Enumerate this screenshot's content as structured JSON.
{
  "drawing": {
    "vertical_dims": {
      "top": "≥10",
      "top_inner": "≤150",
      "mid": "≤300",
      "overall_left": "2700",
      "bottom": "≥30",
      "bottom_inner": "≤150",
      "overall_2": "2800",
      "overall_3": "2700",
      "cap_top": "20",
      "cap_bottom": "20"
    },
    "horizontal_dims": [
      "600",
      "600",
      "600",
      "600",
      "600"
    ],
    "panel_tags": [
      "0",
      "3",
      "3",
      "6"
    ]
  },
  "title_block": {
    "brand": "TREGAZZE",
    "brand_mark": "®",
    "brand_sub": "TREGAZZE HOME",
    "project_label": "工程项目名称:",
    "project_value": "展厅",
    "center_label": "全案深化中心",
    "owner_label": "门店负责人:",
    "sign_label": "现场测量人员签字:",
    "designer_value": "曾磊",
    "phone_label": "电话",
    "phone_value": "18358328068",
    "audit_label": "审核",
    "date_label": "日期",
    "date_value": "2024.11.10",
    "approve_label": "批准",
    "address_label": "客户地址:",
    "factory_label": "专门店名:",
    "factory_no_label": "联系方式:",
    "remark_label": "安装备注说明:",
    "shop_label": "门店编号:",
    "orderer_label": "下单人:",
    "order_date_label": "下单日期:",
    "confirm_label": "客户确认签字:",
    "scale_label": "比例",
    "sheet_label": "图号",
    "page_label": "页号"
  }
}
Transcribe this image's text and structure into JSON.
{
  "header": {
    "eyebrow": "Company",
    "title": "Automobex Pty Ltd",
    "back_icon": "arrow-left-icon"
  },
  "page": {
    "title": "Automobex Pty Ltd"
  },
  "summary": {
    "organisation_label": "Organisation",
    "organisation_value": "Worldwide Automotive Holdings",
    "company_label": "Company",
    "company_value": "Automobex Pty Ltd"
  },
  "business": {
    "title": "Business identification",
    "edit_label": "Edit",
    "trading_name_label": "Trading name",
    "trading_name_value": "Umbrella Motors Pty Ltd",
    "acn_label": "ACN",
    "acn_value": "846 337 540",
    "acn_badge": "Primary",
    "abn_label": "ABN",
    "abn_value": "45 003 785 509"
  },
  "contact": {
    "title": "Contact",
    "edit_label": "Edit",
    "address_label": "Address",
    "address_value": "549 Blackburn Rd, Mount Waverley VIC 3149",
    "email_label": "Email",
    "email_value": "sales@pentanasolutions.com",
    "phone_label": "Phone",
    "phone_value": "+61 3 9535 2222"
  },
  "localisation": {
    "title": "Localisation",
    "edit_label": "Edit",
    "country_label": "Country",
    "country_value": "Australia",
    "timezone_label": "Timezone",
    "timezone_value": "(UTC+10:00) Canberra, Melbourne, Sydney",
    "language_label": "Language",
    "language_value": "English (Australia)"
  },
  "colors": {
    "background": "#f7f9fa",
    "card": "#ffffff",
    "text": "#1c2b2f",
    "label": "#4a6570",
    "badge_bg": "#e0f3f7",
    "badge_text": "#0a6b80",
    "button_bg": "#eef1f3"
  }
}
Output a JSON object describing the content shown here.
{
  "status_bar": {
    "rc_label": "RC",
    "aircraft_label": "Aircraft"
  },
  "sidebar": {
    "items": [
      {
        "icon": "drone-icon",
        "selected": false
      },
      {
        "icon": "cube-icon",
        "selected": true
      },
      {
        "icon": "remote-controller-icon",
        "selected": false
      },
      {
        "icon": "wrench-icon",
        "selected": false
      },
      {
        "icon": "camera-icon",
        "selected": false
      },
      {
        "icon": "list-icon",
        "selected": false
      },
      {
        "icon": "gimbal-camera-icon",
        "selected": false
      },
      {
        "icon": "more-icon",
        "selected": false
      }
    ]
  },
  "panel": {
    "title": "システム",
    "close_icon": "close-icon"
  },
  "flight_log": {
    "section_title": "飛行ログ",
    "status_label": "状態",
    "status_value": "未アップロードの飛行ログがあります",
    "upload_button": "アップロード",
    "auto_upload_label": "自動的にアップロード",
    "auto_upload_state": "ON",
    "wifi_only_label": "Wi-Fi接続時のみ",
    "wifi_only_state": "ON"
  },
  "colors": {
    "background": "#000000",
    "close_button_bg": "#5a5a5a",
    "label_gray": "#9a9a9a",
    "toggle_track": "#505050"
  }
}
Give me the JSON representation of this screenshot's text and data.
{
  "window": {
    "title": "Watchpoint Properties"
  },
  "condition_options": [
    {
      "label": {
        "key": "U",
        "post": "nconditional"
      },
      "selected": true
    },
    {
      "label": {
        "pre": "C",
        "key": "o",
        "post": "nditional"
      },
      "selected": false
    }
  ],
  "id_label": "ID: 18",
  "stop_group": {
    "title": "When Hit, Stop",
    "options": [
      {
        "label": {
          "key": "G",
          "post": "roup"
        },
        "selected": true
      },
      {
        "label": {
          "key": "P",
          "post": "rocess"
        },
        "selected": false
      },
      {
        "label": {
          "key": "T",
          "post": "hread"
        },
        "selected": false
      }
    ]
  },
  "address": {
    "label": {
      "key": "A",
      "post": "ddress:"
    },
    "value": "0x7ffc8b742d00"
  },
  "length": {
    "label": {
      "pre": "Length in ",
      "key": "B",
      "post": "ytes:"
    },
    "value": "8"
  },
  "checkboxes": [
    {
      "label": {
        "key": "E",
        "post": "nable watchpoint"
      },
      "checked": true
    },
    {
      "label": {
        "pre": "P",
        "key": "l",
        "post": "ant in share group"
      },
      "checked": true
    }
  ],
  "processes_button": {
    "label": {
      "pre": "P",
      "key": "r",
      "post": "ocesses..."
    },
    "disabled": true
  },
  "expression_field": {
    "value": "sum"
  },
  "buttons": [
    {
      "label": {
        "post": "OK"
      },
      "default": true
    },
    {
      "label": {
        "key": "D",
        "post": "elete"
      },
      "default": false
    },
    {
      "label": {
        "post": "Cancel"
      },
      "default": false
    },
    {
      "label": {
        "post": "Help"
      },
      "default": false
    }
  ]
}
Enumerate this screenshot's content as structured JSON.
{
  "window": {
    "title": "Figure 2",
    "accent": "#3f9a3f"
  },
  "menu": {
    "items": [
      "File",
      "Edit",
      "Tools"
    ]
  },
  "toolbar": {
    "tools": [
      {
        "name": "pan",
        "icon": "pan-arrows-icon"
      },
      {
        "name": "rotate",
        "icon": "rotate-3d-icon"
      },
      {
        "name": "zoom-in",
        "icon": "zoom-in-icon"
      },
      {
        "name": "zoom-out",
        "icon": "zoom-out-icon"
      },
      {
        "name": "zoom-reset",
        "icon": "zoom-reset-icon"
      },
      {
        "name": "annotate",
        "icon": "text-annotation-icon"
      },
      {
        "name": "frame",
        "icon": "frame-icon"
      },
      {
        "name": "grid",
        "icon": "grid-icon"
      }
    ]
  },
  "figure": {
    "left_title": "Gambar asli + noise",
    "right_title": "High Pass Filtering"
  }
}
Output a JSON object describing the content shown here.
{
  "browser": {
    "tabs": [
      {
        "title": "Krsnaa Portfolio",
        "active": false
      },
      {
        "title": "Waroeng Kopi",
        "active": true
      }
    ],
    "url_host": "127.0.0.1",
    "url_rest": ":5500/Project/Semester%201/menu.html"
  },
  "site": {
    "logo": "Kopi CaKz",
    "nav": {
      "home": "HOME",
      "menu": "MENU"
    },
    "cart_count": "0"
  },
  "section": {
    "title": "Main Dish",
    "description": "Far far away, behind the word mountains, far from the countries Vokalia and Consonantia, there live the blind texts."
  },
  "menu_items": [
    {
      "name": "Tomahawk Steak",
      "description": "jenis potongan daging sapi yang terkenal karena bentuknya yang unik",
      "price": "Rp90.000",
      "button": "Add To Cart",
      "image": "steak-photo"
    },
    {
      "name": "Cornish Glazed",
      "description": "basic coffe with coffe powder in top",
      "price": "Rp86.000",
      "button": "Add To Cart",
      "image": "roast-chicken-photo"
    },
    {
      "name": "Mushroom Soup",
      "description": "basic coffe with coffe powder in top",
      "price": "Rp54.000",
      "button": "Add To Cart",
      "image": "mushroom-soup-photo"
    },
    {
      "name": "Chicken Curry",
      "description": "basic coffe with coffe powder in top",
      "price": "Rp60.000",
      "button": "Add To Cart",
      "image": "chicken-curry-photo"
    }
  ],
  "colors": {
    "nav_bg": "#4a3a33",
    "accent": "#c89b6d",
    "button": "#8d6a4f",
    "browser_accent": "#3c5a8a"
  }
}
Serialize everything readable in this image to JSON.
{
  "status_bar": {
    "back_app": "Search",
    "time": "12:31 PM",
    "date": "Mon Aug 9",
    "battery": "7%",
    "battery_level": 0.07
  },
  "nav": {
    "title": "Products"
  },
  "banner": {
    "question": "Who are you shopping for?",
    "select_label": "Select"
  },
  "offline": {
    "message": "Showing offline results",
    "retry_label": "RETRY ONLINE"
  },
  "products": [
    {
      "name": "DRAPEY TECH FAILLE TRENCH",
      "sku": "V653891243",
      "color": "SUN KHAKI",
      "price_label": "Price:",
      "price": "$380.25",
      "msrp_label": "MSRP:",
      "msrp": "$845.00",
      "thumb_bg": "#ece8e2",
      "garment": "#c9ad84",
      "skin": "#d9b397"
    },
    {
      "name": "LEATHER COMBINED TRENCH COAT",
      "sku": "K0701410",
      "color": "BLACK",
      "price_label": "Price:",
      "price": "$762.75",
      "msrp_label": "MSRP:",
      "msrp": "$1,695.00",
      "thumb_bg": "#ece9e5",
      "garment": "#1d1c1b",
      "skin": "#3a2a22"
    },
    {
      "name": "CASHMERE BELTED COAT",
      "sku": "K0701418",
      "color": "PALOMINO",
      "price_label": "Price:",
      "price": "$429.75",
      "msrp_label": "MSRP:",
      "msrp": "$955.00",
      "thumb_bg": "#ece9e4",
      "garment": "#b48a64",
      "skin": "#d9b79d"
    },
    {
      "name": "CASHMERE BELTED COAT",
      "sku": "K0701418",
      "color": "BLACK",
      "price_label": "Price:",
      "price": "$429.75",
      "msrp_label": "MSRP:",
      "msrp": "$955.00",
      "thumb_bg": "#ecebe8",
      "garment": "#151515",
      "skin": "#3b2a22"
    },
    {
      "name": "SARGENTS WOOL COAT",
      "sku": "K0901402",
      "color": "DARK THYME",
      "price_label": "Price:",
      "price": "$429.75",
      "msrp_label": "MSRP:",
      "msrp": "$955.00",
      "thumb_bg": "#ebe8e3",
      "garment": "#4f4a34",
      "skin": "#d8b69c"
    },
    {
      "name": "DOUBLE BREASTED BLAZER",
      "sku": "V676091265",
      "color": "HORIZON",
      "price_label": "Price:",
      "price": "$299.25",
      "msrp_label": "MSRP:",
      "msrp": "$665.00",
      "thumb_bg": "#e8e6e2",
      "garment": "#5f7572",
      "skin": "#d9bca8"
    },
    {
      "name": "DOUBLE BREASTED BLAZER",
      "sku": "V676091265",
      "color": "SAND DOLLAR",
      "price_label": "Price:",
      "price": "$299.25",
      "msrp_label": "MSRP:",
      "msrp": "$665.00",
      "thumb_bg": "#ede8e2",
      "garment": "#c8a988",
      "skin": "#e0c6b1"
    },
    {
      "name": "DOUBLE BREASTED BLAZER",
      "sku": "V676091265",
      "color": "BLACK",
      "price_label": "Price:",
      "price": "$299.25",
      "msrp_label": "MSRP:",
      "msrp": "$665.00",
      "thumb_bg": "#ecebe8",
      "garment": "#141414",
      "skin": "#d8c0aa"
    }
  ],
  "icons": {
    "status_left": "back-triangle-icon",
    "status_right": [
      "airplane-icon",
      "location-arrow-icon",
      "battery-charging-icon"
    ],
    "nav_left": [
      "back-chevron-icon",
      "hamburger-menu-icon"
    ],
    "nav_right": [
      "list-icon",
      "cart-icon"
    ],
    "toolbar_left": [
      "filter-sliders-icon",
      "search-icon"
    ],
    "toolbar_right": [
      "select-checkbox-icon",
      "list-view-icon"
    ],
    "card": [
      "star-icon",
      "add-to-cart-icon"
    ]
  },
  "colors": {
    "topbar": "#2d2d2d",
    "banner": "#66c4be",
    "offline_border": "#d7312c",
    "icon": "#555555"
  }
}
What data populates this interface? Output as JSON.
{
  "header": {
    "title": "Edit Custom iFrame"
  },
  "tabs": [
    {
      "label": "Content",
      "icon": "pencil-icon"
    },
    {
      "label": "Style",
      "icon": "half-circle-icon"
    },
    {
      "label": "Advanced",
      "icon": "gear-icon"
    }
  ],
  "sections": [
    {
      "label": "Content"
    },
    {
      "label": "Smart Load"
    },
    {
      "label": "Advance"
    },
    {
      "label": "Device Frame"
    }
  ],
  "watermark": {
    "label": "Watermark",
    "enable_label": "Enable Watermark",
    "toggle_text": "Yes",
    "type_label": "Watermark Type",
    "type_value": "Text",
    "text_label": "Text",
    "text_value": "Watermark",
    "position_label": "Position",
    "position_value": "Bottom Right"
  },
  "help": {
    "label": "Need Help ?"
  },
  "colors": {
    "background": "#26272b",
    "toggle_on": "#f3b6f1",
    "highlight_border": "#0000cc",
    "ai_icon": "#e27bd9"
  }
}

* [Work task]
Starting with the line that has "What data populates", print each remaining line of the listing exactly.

* [Response for this exercise]
What data populates this interface? Output as JSON.
{
  "header": {
    "title": "Edit Custom iFrame"
  },
  "tabs": [
    {
      "label": "Content",
      "icon": "pencil-icon"
    },
    {
      "label": "Style",
      "icon": "half-circle-icon"
    },
    {
      "label": "Advanced",
      "icon": "gear-icon"
    }
  ],
  "sections": [
    {
      "label": "Content"
    },
    {
      "label": "Smart Load"
    },
    {
      "label": "Advance"
    },
    {
      "label": "Device Frame"
    }
  ],
  "watermark": {
    "label": "Watermark",
    "enable_label": "Enable Watermark",
    "toggle_text": "Yes",
    "type_label": "Watermark Type",
    "type_value": "Text",
    "text_label": "Text",
    "text_value": "Watermark",
    "position_label": "Position",
    "position_value": "Bottom Right"
  },
  "help": {
    "label": "Need Help ?"
  },
  "colors": {
    "background": "#26272b",
    "toggle_on": "#f3b6f1",
    "highlight_border": "#0000cc",
    "ai_icon": "#e27bd9"
  }
}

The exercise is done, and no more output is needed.